What stood out to me the most while watching him ride the ZR 200 was that the sled wasn’t too big or heavy for him to handle. He’s 8 and doesn’t weigh much so his body weight has to be able to influence the handling of the sled. I believe the ski stance, track length, seat height, and handlebar height are just about perfect, but still having lots of room to grow into it. At his height and weight I’d say he’s at the smaller range of riders that the sled can accommodate. His younger brother, Sawyer who is 6, was just a little too small for the 200 and still needed more time on his 120 to improve his throttle control and riding skills.
In my opinion Carter learned how to handle a larger sled with more power, acceleration, and top speed much easier due to the size of the sled. As well, he was able to try different riding techniques on a sled that he can actually influence with his body. He would try climbing snow banks beside the driveway and learned how much he had to lean to prevent tipping over. He also learned he had to stand during this type of riding vs. just sitting on his 120 that would get stuck long before he needed to lean anyway. After a snowfall he even tried getting the sled up on one ski to carve though the snow, something that wouldn’t be possible on an older, heavier sled.

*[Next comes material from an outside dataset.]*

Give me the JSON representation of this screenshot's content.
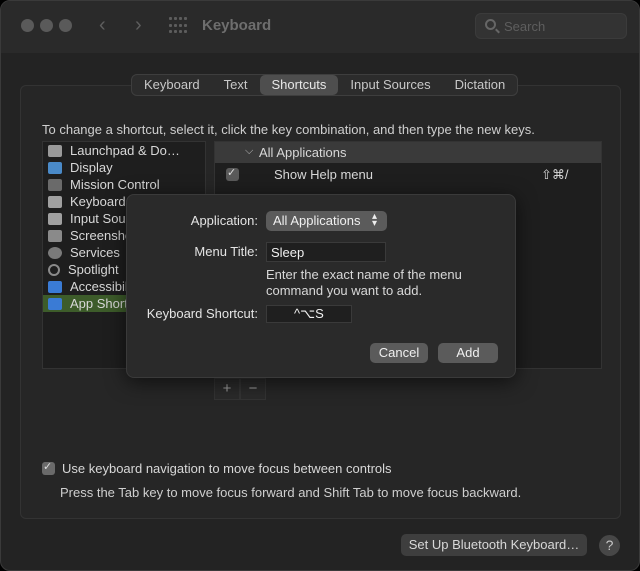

Overall the ZR 200 allows kids to have fun while continuing to learn how to ride. It makes the gap between the 200 and a full sized sled that much smaller which keeps riding fun and keeps kids riding instead of waiting to grow into their next sled. It provides a certain fun factor in riding a sled that a kid can actually maneuver and not just sitting on the seat, barely touching the running boards, on a heavy and wide sled just trying not to hit anything. In my opinion the ZR 200 is a complete success.